RECORD EXCERPTS

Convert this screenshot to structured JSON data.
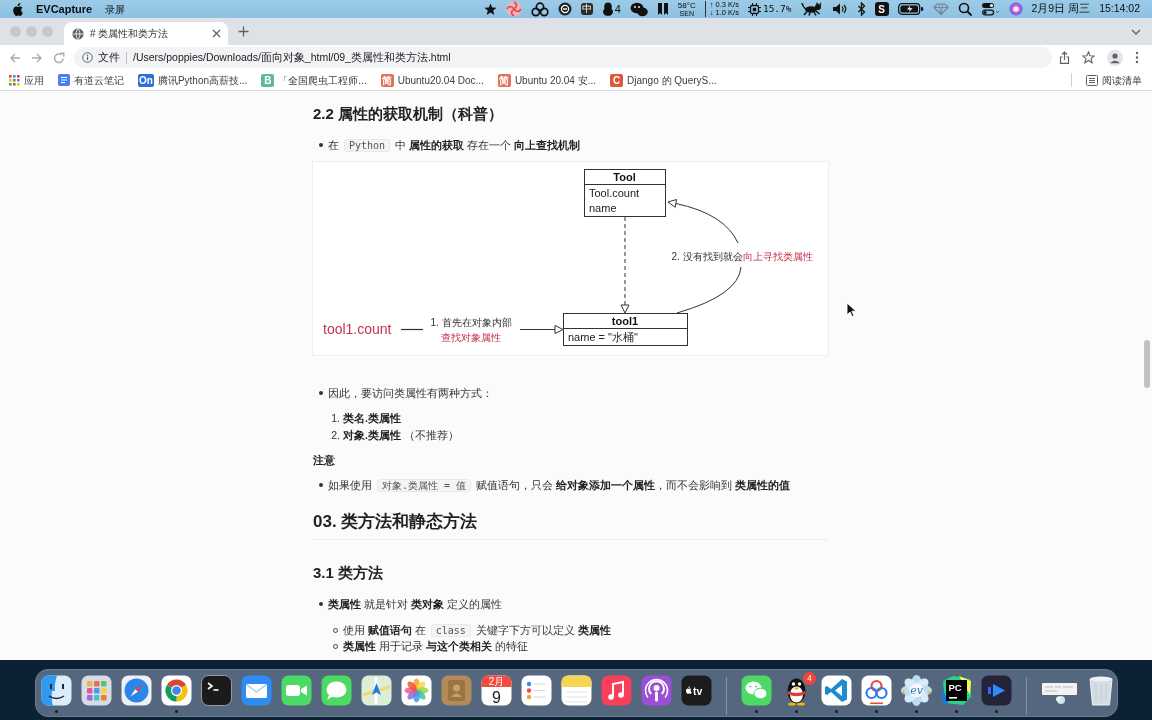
{
  "menu_bar": {
    "app_name": "EVCapture",
    "menus": [
      "录屏"
    ],
    "status_items": [
      {
        "kind": "star"
      },
      {
        "kind": "swirl"
      },
      {
        "kind": "circles"
      },
      {
        "kind": "ring"
      },
      {
        "kind": "input",
        "label": "中"
      },
      {
        "kind": "penguin",
        "count": "4"
      },
      {
        "kind": "bubbles"
      },
      {
        "kind": "bookmark"
      },
      {
        "kind": "sensor",
        "value": "58°C",
        "caption": "SEN"
      },
      {
        "kind": "network",
        "upload": "↑ 0.3 K/s",
        "download": "↓ 1.0 K/s"
      },
      {
        "kind": "cpu",
        "value": "15.7%"
      },
      {
        "kind": "cat"
      },
      {
        "kind": "volume"
      },
      {
        "kind": "bluetooth"
      },
      {
        "kind": "tile",
        "label": "S"
      },
      {
        "kind": "battery"
      },
      {
        "kind": "gem"
      },
      {
        "kind": "search"
      },
      {
        "kind": "toggles"
      },
      {
        "kind": "orb"
      }
    ],
    "date": "2月9日 周三",
    "time": "15:14:02"
  },
  "browser": {
    "tabs": [
      {
        "title": "# 类属性和类方法",
        "selected": true
      }
    ],
    "address": {
      "scheme": "文件",
      "url": "/Users/poppies/Downloads/面向对象_html/09_类属性和类方法.html"
    },
    "bookmarks": [
      {
        "kind": "grid",
        "label": "应用"
      },
      {
        "kind": "note",
        "label": "有道云笔记"
      },
      {
        "kind": "letter",
        "icon_text": "On",
        "color": "#2f6fd8",
        "label": "腾讯Python高薪技..."
      },
      {
        "kind": "letter",
        "icon_text": "B",
        "color": "#5fb9a2",
        "label": "「全国爬虫工程师..."
      },
      {
        "kind": "letter",
        "icon_text": "简",
        "color": "#e27058",
        "label": "Ubuntu20.04 Doc..."
      },
      {
        "kind": "letter",
        "icon_text": "简",
        "color": "#e27058",
        "label": "Ubuntu 20.04 安..."
      },
      {
        "kind": "letter",
        "icon_text": "C",
        "color": "#e0553b",
        "label": "Django 的 QueryS..."
      }
    ],
    "reading_list": "阅读清单"
  },
  "article": {
    "blocks": [
      {
        "kind": "h3",
        "text": "2.2 属性的获取机制（科普）"
      },
      {
        "kind": "bullet",
        "parts": [
          {
            "kind": "text",
            "text": "在 "
          },
          {
            "kind": "code",
            "text": "Python"
          },
          {
            "kind": "text",
            "text": " 中 **属性的获取** 存在一个 **向上查找机制**"
          }
        ]
      },
      {
        "kind": "diagram",
        "nodes": [
          {
            "title": "Tool",
            "fields": [
              "Tool.count",
              "name"
            ]
          },
          {
            "title": "tool1",
            "fields": [
              "name = \"水桶\""
            ]
          }
        ],
        "expression": "tool1.count",
        "steps": [
          {
            "lines": [
              [
                {
                  "text": "1. 首先在对象内部",
                  "highlight": false
                }
              ],
              [
                {
                  "text": "查找对象属性",
                  "highlight": true
                }
              ]
            ]
          },
          {
            "lines": [
              [
                {
                  "text": "2. 没有找到就会",
                  "highlight": false
                },
                {
                  "text": "向上寻找类属性",
                  "highlight": true
                }
              ]
            ]
          }
        ]
      },
      {
        "kind": "bullet",
        "parts": [
          {
            "kind": "text",
            "text": "因此，要访问类属性有两种方式："
          }
        ]
      },
      {
        "kind": "numbered",
        "number": "1.",
        "parts": [
          {
            "kind": "text",
            "text": "**类名.类属性**"
          }
        ]
      },
      {
        "kind": "numbered",
        "number": "2.",
        "parts": [
          {
            "kind": "text",
            "text": "**对象.类属性** （不推荐）"
          }
        ]
      },
      {
        "kind": "label",
        "text": "注意"
      },
      {
        "kind": "bullet",
        "parts": [
          {
            "kind": "text",
            "text": "如果使用 "
          },
          {
            "kind": "code",
            "text": "对象.类属性 = 值"
          },
          {
            "kind": "text",
            "text": " 赋值语句，只会 **给对象添加一个属性**，而不会影响到 **类属性的值**"
          }
        ]
      },
      {
        "kind": "h2",
        "text": "03. 类方法和静态方法"
      },
      {
        "kind": "h3",
        "text": "3.1 类方法"
      },
      {
        "kind": "bullet",
        "parts": [
          {
            "kind": "text",
            "text": "**类属性** 就是针对 **类对象** 定义的属性"
          }
        ]
      },
      {
        "kind": "subbullet",
        "parts": [
          {
            "kind": "text",
            "text": "使用 **赋值语句** 在 "
          },
          {
            "kind": "code",
            "text": "class"
          },
          {
            "kind": "text",
            "text": " 关键字下方可以定义 **类属性**"
          }
        ]
      },
      {
        "kind": "subbullet",
        "parts": [
          {
            "kind": "text",
            "text": "**类属性** 用于记录 **与这个类相关** 的特征"
          }
        ]
      }
    ]
  },
  "dock": {
    "groups": [
      {
        "items": [
          {
            "kind": "finder",
            "running": true
          },
          {
            "kind": "launcher",
            "running": false
          },
          {
            "kind": "compass",
            "running": false
          },
          {
            "kind": "browser",
            "running": true
          },
          {
            "kind": "terminal",
            "running": false
          },
          {
            "kind": "mail",
            "running": false
          },
          {
            "kind": "video",
            "running": false
          },
          {
            "kind": "messages",
            "running": false
          },
          {
            "kind": "maps",
            "running": false
          },
          {
            "kind": "photos",
            "running": false
          },
          {
            "kind": "contacts",
            "running": false
          },
          {
            "kind": "calendar",
            "month": "2月",
            "day": "9",
            "running": false
          },
          {
            "kind": "reminders",
            "running": false
          },
          {
            "kind": "notes",
            "running": false
          },
          {
            "kind": "music",
            "running": false
          },
          {
            "kind": "podcasts",
            "running": false
          },
          {
            "kind": "tv",
            "label": "tv",
            "running": false
          }
        ]
      },
      {
        "items": [
          {
            "kind": "wechat",
            "running": true
          },
          {
            "kind": "penguin",
            "badge": "4",
            "running": true
          },
          {
            "kind": "editor",
            "running": true
          },
          {
            "kind": "cloud",
            "running": true
          },
          {
            "kind": "flower",
            "label": "ev",
            "running": true
          },
          {
            "kind": "ide",
            "label": "PC",
            "running": true
          },
          {
            "kind": "player",
            "running": true
          }
        ]
      },
      {
        "items": [
          {
            "kind": "thumbnail"
          },
          {
            "kind": "trash"
          }
        ]
      }
    ]
  }
}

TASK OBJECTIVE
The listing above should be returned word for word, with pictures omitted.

ANSWER
Convert this screenshot to structured JSON data.
{
  "menu_bar": {
    "app_name": "EVCapture",
    "menus": [
      "录屏"
    ],
    "status_items": [
      {
        "kind": "star"
      },
      {
        "kind": "swirl"
      },
      {
        "kind": "circles"
      },
      {
        "kind": "ring"
      },
      {
        "kind": "input",
        "label": "中"
      },
      {
        "kind": "penguin",
        "count": "4"
      },
      {
        "kind": "bubbles"
      },
      {
        "kind": "bookmark"
      },
      {
        "kind": "sensor",
        "value": "58°C",
        "caption": "SEN"
      },
      {
        "kind": "network",
        "upload": "↑ 0.3 K/s",
        "download": "↓ 1.0 K/s"
      },
      {
        "kind": "cpu",
        "value": "15.7%"
      },
      {
        "kind": "cat"
      },
      {
        "kind": "volume"
      },
      {
        "kind": "bluetooth"
      },
      {
        "kind": "tile",
        "label": "S"
      },
      {
        "kind": "battery"
      },
      {
        "kind": "gem"
      },
      {
        "kind": "search"
      },
      {
        "kind": "toggles"
      },
      {
        "kind": "orb"
      }
    ],
    "date": "2月9日 周三",
    "time": "15:14:02"
  },
  "browser": {
    "tabs": [
      {
        "title": "# 类属性和类方法",
        "selected": true
      }
    ],
    "address": {
      "scheme": "文件",
      "url": "/Users/poppies/Downloads/面向对象_html/09_类属性和类方法.html"
    },
    "bookmarks": [
      {
        "kind": "grid",
        "label": "应用"
      },
      {
        "kind": "note",
        "label": "有道云笔记"
      },
      {
        "kind": "letter",
        "icon_text": "On",
        "color": "#2f6fd8",
        "label": "腾讯Python高薪技..."
      },
      {
        "kind": "letter",
        "icon_text": "B",
        "color": "#5fb9a2",
        "label": "「全国爬虫工程师..."
      },
      {
        "kind": "letter",
        "icon_text": "简",
        "color": "#e27058",
        "label": "Ubuntu20.04 Doc..."
      },
      {
        "kind": "letter",
        "icon_text": "简",
        "color": "#e27058",
        "label": "Ubuntu 20.04 安..."
      },
      {
        "kind": "letter",
        "icon_text": "C",
        "color": "#e0553b",
        "label": "Django 的 QueryS..."
      }
    ],
    "reading_list": "阅读清单"
  },
  "article": {
    "blocks": [
      {
        "kind": "h3",
        "text": "2.2 属性的获取机制（科普）"
      },
      {
        "kind": "bullet",
        "parts": [
          {
            "kind": "text",
            "text": "在 "
          },
          {
            "kind": "code",
            "text": "Python"
          },
          {
            "kind": "text",
            "text": " 中 **属性的获取** 存在一个 **向上查找机制**"
          }
        ]
      },
      {
        "kind": "diagram",
        "nodes": [
          {
            "title": "Tool",
            "fields": [
              "Tool.count",
              "name"
            ]
          },
          {
            "title": "tool1",
            "fields": [
              "name = \"水桶\""
            ]
          }
        ],
        "expression": "tool1.count",
        "steps": [
          {
            "lines": [
              [
                {
                  "text": "1. 首先在对象内部",
                  "highlight": false
                }
              ],
              [
                {
                  "text": "查找对象属性",
                  "highlight": true
                }
              ]
            ]
          },
          {
            "lines": [
              [
                {
                  "text": "2. 没有找到就会",
                  "highlight": false
                },
                {
                  "text": "向上寻找类属性",
                  "highlight": true
                }
              ]
            ]
          }
        ]
      },
      {
        "kind": "bullet",
        "parts": [
          {
            "kind": "text",
            "text": "因此，要访问类属性有两种方式："
          }
        ]
      },
      {
        "kind": "numbered",
        "number": "1.",
        "parts": [
          {
            "kind": "text",
            "text": "**类名.类属性**"
          }
        ]
      },
      {
        "kind": "numbered",
        "number": "2.",
        "parts": [
          {
            "kind": "text",
            "text": "**对象.类属性** （不推荐）"
          }
        ]
      },
      {
        "kind": "label",
        "text": "注意"
      },
      {
        "kind": "bullet",
        "parts": [
          {
            "kind": "text",
            "text": "如果使用 "
          },
          {
            "kind": "code",
            "text": "对象.类属性 = 值"
          },
          {
            "kind": "text",
            "text": " 赋值语句，只会 **给对象添加一个属性**，而不会影响到 **类属性的值**"
          }
        ]
      },
      {
        "kind": "h2",
        "text": "03. 类方法和静态方法"
      },
      {
        "kind": "h3",
        "text": "3.1 类方法"
      },
      {
        "kind": "bullet",
        "parts": [
          {
            "kind": "text",
            "text": "**类属性** 就是针对 **类对象** 定义的属性"
          }
        ]
      },
      {
        "kind": "subbullet",
        "parts": [
          {
            "kind": "text",
            "text": "使用 **赋值语句** 在 "
          },
          {
            "kind": "code",
            "text": "class"
          },
          {
            "kind": "text",
            "text": " 关键字下方可以定义 **类属性**"
          }
        ]
      },
      {
        "kind": "subbullet",
        "parts": [
          {
            "kind": "text",
            "text": "**类属性** 用于记录 **与这个类相关** 的特征"
          }
        ]
      }
    ]
  },
  "dock": {
    "groups": [
      {
        "items": [
          {
            "kind": "finder",
            "running": true
          },
          {
            "kind": "launcher",
            "running": false
          },
          {
            "kind": "compass",
            "running": false
          },
          {
            "kind": "browser",
            "running": true
          },
          {
            "kind": "terminal",
            "running": false
          },
          {
            "kind": "mail",
            "running": false
          },
          {
            "kind": "video",
            "running": false
          },
          {
            "kind": "messages",
            "running": false
          },
          {
            "kind": "maps",
            "running": false
          },
          {
            "kind": "photos",
            "running": false
          },
          {
            "kind": "contacts",
            "running": false
          },
          {
            "kind": "calendar",
            "month": "2月",
            "day": "9",
            "running": false
          },
          {
            "kind": "reminders",
            "running": false
          },
          {
            "kind": "notes",
            "running": false
          },
          {
            "kind": "music",
            "running": false
          },
          {
            "kind": "podcasts",
            "running": false
          },
          {
            "kind": "tv",
            "label": "tv",
            "running": false
          }
        ]
      },
      {
        "items": [
          {
            "kind": "wechat",
            "running": true
          },
          {
            "kind": "penguin",
            "badge": "4",
            "running": true
          },
          {
            "kind": "editor",
            "running": true
          },
          {
            "kind": "cloud",
            "running": true
          },
          {
            "kind": "flower",
            "label": "ev",
            "running": true
          },
          {
            "kind": "ide",
            "label": "PC",
            "running": true
          },
          {
            "kind": "player",
            "running": true
          }
        ]
      },
      {
        "items": [
          {
            "kind": "thumbnail"
          },
          {
            "kind": "trash"
          }
        ]
      }
    ]
  }
}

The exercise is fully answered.